The brand’s website, at the time of this writing, has no mention of a recall and still links to shopping pages to buy the bottled water from. “Real Water is asking that all retailers pull the product from the shelf, effective immediately, and hold it in the back rooms or return it to the distributors,” president Brent Jones said in a recent statement. “Any customer who has purchased Real Water from a retailer is asked to return the product.”

Unofficial Recall

It is bizarre for a company official to call for an item to stop being sold and to be returned to stores without the company declaring an official recall. It is unclear if the brand itself is resisting Mr. Jones insistence that the item be recalled or if this is simply a matter of timing, with the president reacting more quickly to the news than the company itself.

The unofficial recall follows right after five children were hospitalized with liver illness.
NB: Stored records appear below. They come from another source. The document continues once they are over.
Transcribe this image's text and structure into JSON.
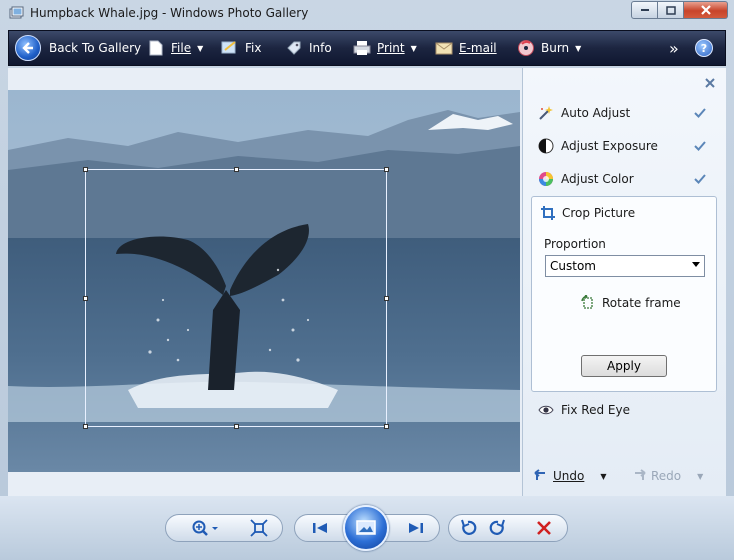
{
  "window": {
    "title": "Humpback Whale.jpg - Windows Photo Gallery"
  },
  "toolbar": {
    "back_label": "Back To Gallery",
    "file_label": "File",
    "fix_label": "Fix",
    "info_label": "Info",
    "print_label": "Print",
    "email_label": "E-mail",
    "burn_label": "Burn",
    "more_label": "»",
    "help_label": "?"
  },
  "fix_panel": {
    "auto_adjust": "Auto Adjust",
    "adjust_exposure": "Adjust Exposure",
    "adjust_color": "Adjust Color",
    "crop_picture": "Crop Picture",
    "proportion_label": "Proportion",
    "proportion_value": "Custom",
    "rotate_frame": "Rotate frame",
    "apply_label": "Apply",
    "fix_red_eye": "Fix Red Eye",
    "undo_label": "Undo",
    "redo_label": "Redo"
  },
  "colors": {
    "toolbar_bg": "#1c2540",
    "accent_blue": "#2d6fd6",
    "delete_red": "#d02020"
  },
  "icons": {
    "app": "photo-gallery-icon",
    "zoom": "zoom-icon",
    "actual_size": "actual-size-icon",
    "previous": "previous-icon",
    "slideshow": "slideshow-icon",
    "next": "next-icon",
    "rotate_ccw": "rotate-counterclockwise-icon",
    "rotate_cw": "rotate-clockwise-icon",
    "delete": "delete-icon"
  }
}
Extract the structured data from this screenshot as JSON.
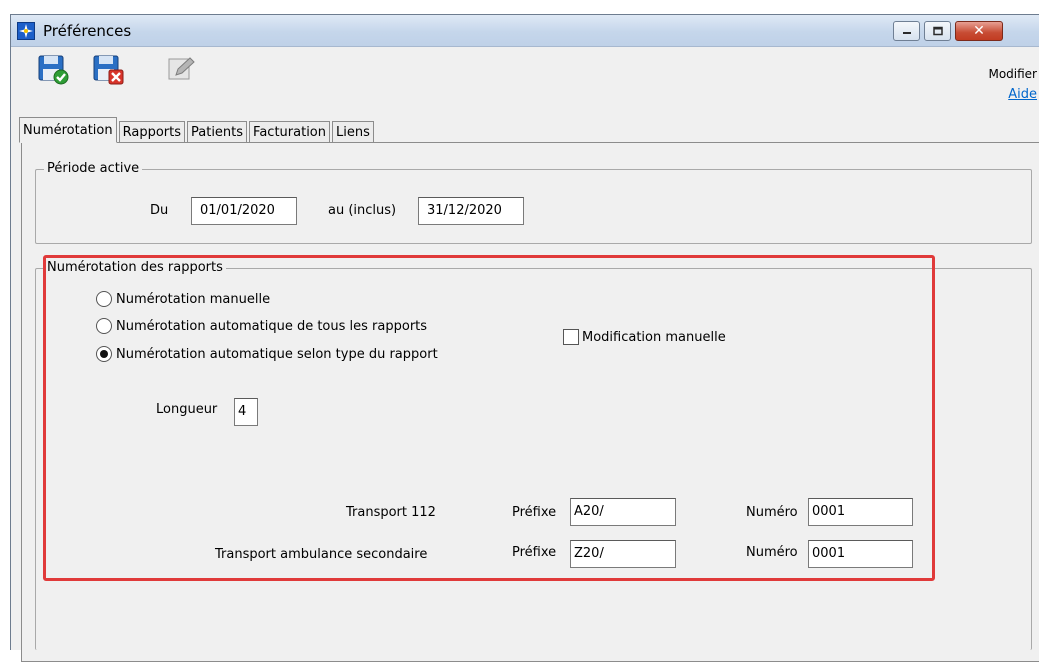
{
  "window": {
    "title": "Préférences"
  },
  "menu": {
    "modifier": "Modifier",
    "aide": "Aide"
  },
  "tabs": [
    {
      "label": "Numérotation",
      "active": true
    },
    {
      "label": "Rapports",
      "active": false
    },
    {
      "label": "Patients",
      "active": false
    },
    {
      "label": "Facturation",
      "active": false
    },
    {
      "label": "Liens",
      "active": false
    }
  ],
  "periode": {
    "legend": "Période active",
    "du_label": "Du",
    "du_value": "01/01/2020",
    "au_label": "au (inclus)",
    "au_value": "31/12/2020"
  },
  "numerotation": {
    "legend": "Numérotation des rapports",
    "options": [
      {
        "label": "Numérotation manuelle",
        "checked": false
      },
      {
        "label": "Numérotation automatique de tous les rapports",
        "checked": false
      },
      {
        "label": "Numérotation automatique selon type du rapport",
        "checked": true
      }
    ],
    "modification_manuelle": {
      "label": "Modification manuelle",
      "checked": false
    },
    "longueur_label": "Longueur",
    "longueur_value": "4",
    "rows": [
      {
        "type": "Transport 112",
        "prefix_label": "Préfixe",
        "prefix": "A20/",
        "numero_label": "Numéro",
        "numero": "0001"
      },
      {
        "type": "Transport ambulance secondaire",
        "prefix_label": "Préfixe",
        "prefix": "Z20/",
        "numero_label": "Numéro",
        "numero": "0001"
      }
    ]
  },
  "colors": {
    "highlight": "#e03a3a",
    "link": "#0066cc"
  }
}
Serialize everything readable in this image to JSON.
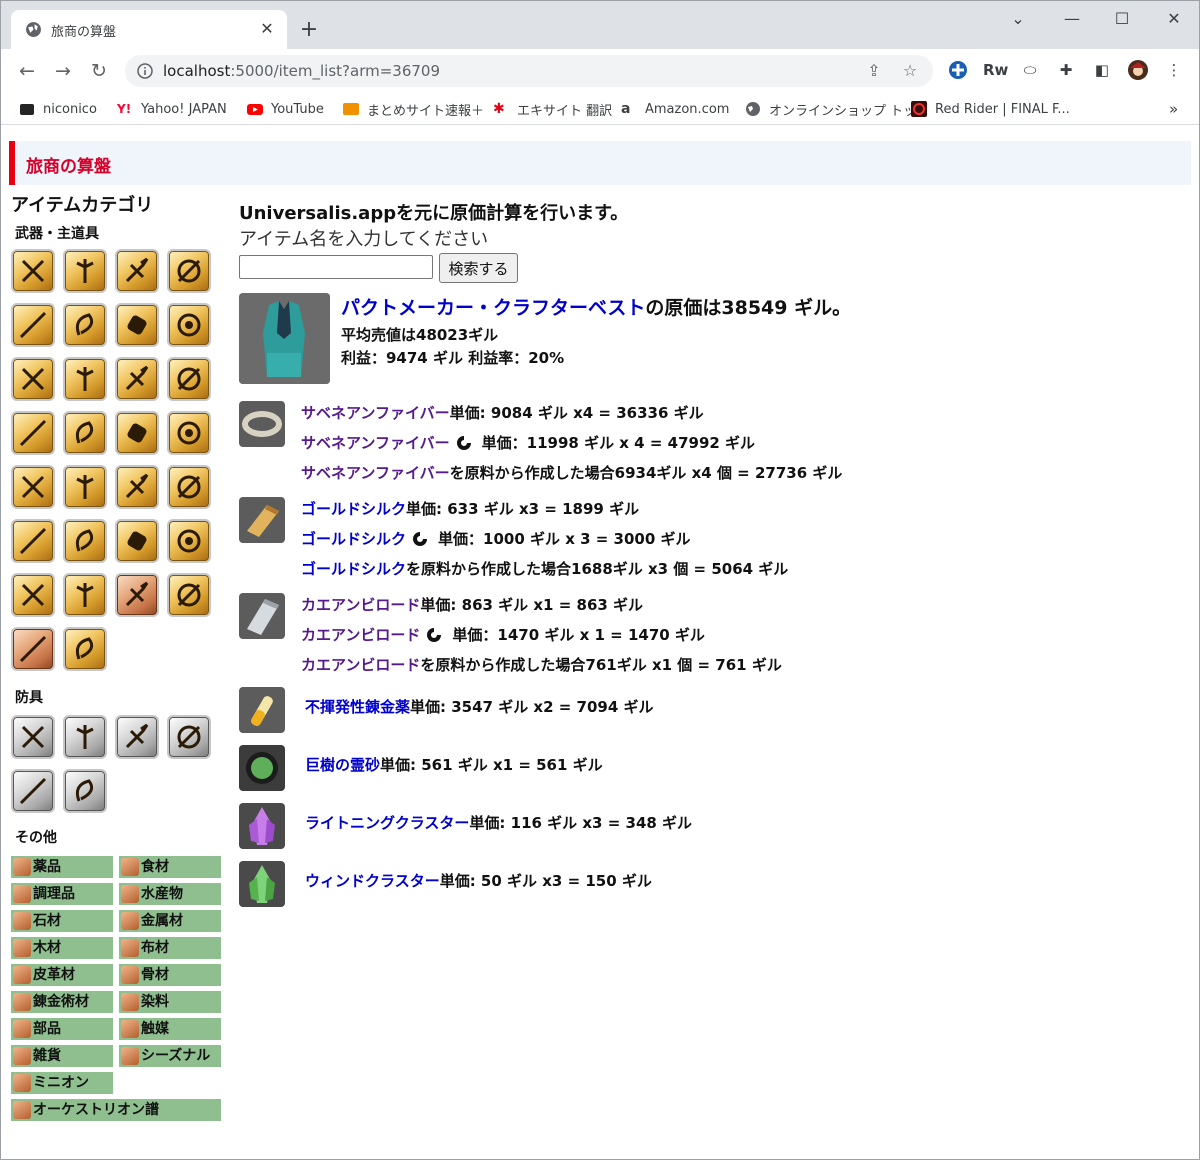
{
  "browser": {
    "tab_title": "旅商の算盤",
    "url_host": "localhost",
    "url_rest": ":5000/item_list?arm=36709",
    "bookmarks": [
      "niconico",
      "Yahoo! JAPAN",
      "YouTube",
      "まとめサイト速報＋",
      "エキサイト 翻訳",
      "Amazon.com",
      "オンラインショップ トッ...",
      "Red Rider | FINAL F..."
    ],
    "more_bookmarks": "»"
  },
  "header": {
    "site_title": "旅商の算盤"
  },
  "sidebar": {
    "title": "アイテムカテゴリ",
    "weapons_label": "武器・主道具",
    "armor_label": "防具",
    "other_label": "その他",
    "misc": [
      "薬品",
      "食材",
      "調理品",
      "水産物",
      "石材",
      "金属材",
      "木材",
      "布材",
      "皮革材",
      "骨材",
      "錬金術材",
      "染料",
      "部品",
      "触媒",
      "雑貨",
      "シーズナル",
      "ミニオン",
      "オーケストリオン譜"
    ]
  },
  "main": {
    "lead": "Universalis.appを元に原価計算を行います。",
    "prompt": "アイテム名を入力してください",
    "search_value": "",
    "search_button": "検索する",
    "product": {
      "name": "パクトメーカー・クラフターベスト",
      "title_suffix": "の原価は38549 ギル。",
      "avg_price": "平均売値は48023ギル",
      "profit": "利益：9474 ギル 利益率：20%"
    },
    "materials": [
      {
        "name": "サベネアンファイバー",
        "nq": " 単価: 9084 ギル x4 = 36336 ギル",
        "hq": "単価：11998 ギル x 4 = 47992 ギル",
        "craft": "を原料から作成した場合6934ギル x4 個 = 27736 ギル"
      },
      {
        "name": "ゴールドシルク",
        "nq": " 単価: 633 ギル x3 = 1899 ギル",
        "hq": "単価：1000 ギル x 3 = 3000 ギル",
        "craft": "を原料から作成した場合1688ギル x3 個 = 5064 ギル"
      },
      {
        "name": "カエアンビロード",
        "nq": " 単価: 863 ギル x1 = 863 ギル",
        "hq": "単価：1470 ギル x 1 = 1470 ギル",
        "craft": "を原料から作成した場合761ギル x1 個 = 761 ギル"
      },
      {
        "name": "不揮発性錬金薬",
        "nq": " 単価: 3547 ギル x2 = 7094 ギル"
      },
      {
        "name": "巨樹の霊砂",
        "nq": " 単価: 561 ギル x1 = 561 ギル"
      },
      {
        "name": "ライトニングクラスター",
        "nq": " 単価: 116 ギル x3 = 348 ギル"
      },
      {
        "name": "ウィンドクラスター",
        "nq": " 単価: 50 ギル x3 = 150 ギル"
      }
    ]
  }
}
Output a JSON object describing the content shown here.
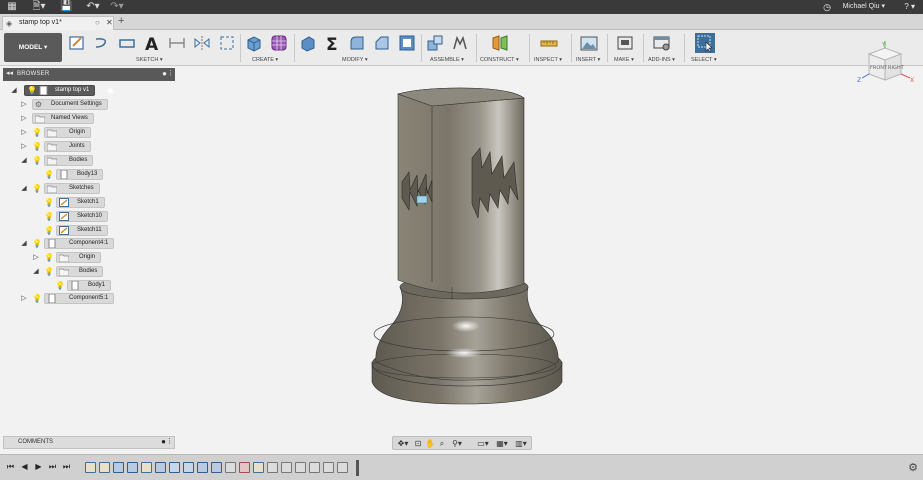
{
  "titlebar": {
    "user_name": "Michael Qiu ▾",
    "help": "? ▾",
    "icons": [
      "app-grid-icon",
      "file-menu-icon",
      "save-icon",
      "undo-icon",
      "redo-icon",
      "clock-icon"
    ]
  },
  "tabs": [
    {
      "label": "stamp top v1*",
      "active": true
    }
  ],
  "toolbar": {
    "workspace": "MODEL ▾",
    "groups": [
      {
        "label": "SKETCH ▾"
      },
      {
        "label": "CREATE ▾"
      },
      {
        "label": "MODIFY ▾"
      },
      {
        "label": "ASSEMBLE ▾"
      },
      {
        "label": "CONSTRUCT ▾"
      },
      {
        "label": "INSPECT ▾"
      },
      {
        "label": "INSERT ▾"
      },
      {
        "label": "MAKE ▾"
      },
      {
        "label": "ADD-INS ▾"
      },
      {
        "label": "SELECT ▾"
      }
    ]
  },
  "viewcube": {
    "faces": [
      "FRONT",
      "RIGHT"
    ],
    "axes": [
      "X",
      "Y",
      "Z"
    ]
  },
  "browser": {
    "title": "BROWSER",
    "items": [
      {
        "label": "stamp top v1"
      },
      {
        "label": "Document Settings"
      },
      {
        "label": "Named Views"
      },
      {
        "label": "Origin"
      },
      {
        "label": "Joints"
      },
      {
        "label": "Bodies"
      },
      {
        "label": "Body13"
      },
      {
        "label": "Sketches"
      },
      {
        "label": "Sketch1"
      },
      {
        "label": "Sketch10"
      },
      {
        "label": "Sketch11"
      },
      {
        "label": "Component4:1"
      },
      {
        "label": "Origin"
      },
      {
        "label": "Bodies"
      },
      {
        "label": "Body1"
      },
      {
        "label": "Component5:1"
      }
    ]
  },
  "comments": {
    "title": "COMMENTS"
  },
  "colors": {
    "titlebar": "#3a3a3a",
    "browser_header": "#595959",
    "select_accent": "#3d6f9b",
    "model_body": "#7d776b"
  }
}
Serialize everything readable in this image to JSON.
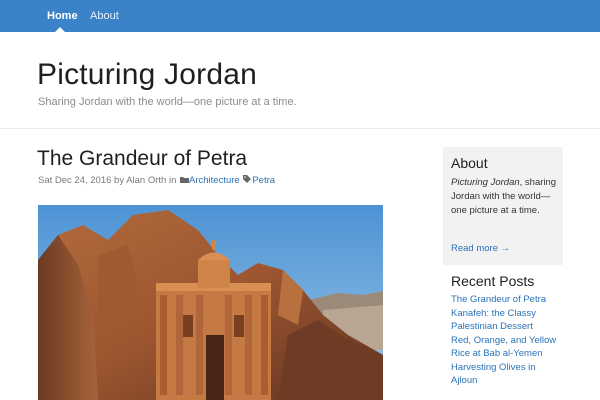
{
  "nav": {
    "items": [
      {
        "label": "Home",
        "active": true
      },
      {
        "label": "About",
        "active": false
      }
    ]
  },
  "site": {
    "title": "Picturing Jordan",
    "tagline": "Sharing Jordan with the world—one picture at a time."
  },
  "post": {
    "title": "The Grandeur of Petra",
    "meta": {
      "date_author": "Sat Dec 24, 2016 by Alan Orth in",
      "folder_icon": "folder-icon",
      "category": "Architecture",
      "tag_icon": "tag-icon",
      "tag": "Petra"
    },
    "image": {
      "description": "photo-petra-monastery"
    }
  },
  "sidebar": {
    "about": {
      "heading": "About",
      "text_em": "Picturing Jordan",
      "text_rest": ", sharing Jordan with the world—one picture at a time.",
      "read_more": "Read more →"
    },
    "recent": {
      "heading": "Recent Posts",
      "items": [
        "The Grandeur of Petra",
        "Kanafeh: the Classy Palestinian Dessert",
        "Red, Orange, and Yellow Rice at Bab al-Yemen",
        "Harvesting Olives in Ajloun"
      ]
    }
  },
  "colors": {
    "nav_bg": "#3a83c8",
    "link": "#2a72b8",
    "sidebar_bg": "#f2f2f2"
  }
}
It is unclear what, exactly, caused the illness, but the children had all recently had “Real Water” brand water. “To date, the consumption of ‘Real Water’ brand alkaline water was found to be the only common link identified between all the cases,” said authorities in the region.

The Product

The bottled water in question is sold in box-shaped, blue bottles and is marketed as “infused with negative ions” and “alkalized.” Positioned as a premium, high-end health water, the brand is sold in stores like Sprouts, Costco, and Whole Foods. A lawsuit was lodged against the brand Tuesday for its alleged role in the liver illness of one child.

The company has not yet publicly addressed the lawsuit, which names “Real Water” as the defendant and alleges that impurities in the beverage caused the illness in the child.

People who have purchased the water are urged to return it or otherwise throw it out. Stores are being told to stop selling the water altogether until the source of the illnesses can be determined. At the time of this writing, it is unclear what, exactly, is causing the illness, and if, indeed, it is because of “Real Water.”